What is expected » From start to finish, set down the entries below exactly, leaving out the pictures.

The records »

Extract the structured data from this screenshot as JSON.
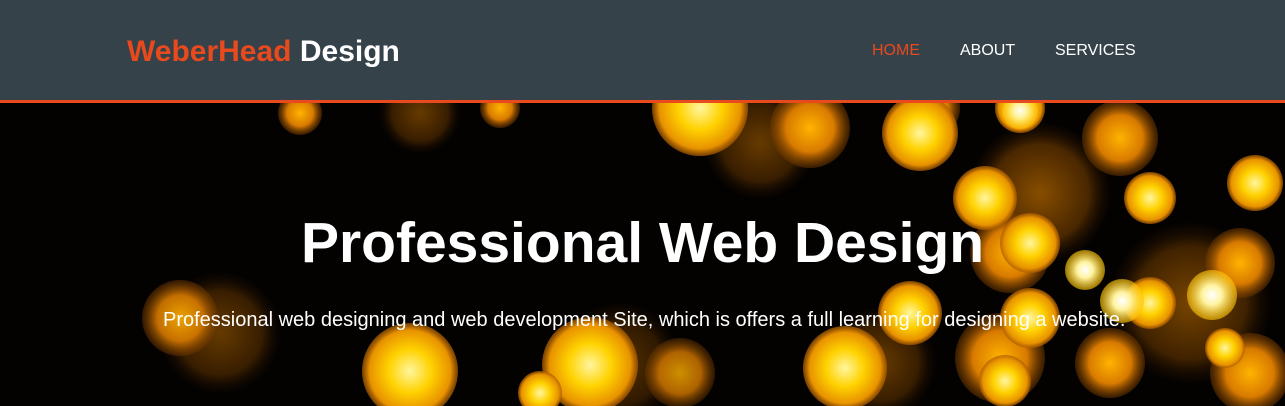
{
  "branding": {
    "highlight": "WeberHead",
    "rest": " Design"
  },
  "nav": {
    "items": [
      {
        "label": "HOME",
        "current": true
      },
      {
        "label": "ABOUT",
        "current": false
      },
      {
        "label": "SERVICES",
        "current": false
      }
    ]
  },
  "showcase": {
    "heading": "Professional Web Design",
    "tagline": "Professional web designing and web development Site, which is offers a full learning for designing a website."
  },
  "colors": {
    "header_bg": "#35424a",
    "accent": "#e8491d",
    "text": "#ffffff"
  }
}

Written answer »
Extract the structured data from this screenshot as JSON.
{
  "branding": {
    "highlight": "WeberHead",
    "rest": " Design"
  },
  "nav": {
    "items": [
      {
        "label": "HOME",
        "current": true
      },
      {
        "label": "ABOUT",
        "current": false
      },
      {
        "label": "SERVICES",
        "current": false
      }
    ]
  },
  "showcase": {
    "heading": "Professional Web Design",
    "tagline": "Professional web designing and web development Site, which is offers a full learning for designing a website."
  },
  "colors": {
    "header_bg": "#35424a",
    "accent": "#e8491d",
    "text": "#ffffff"
  }
}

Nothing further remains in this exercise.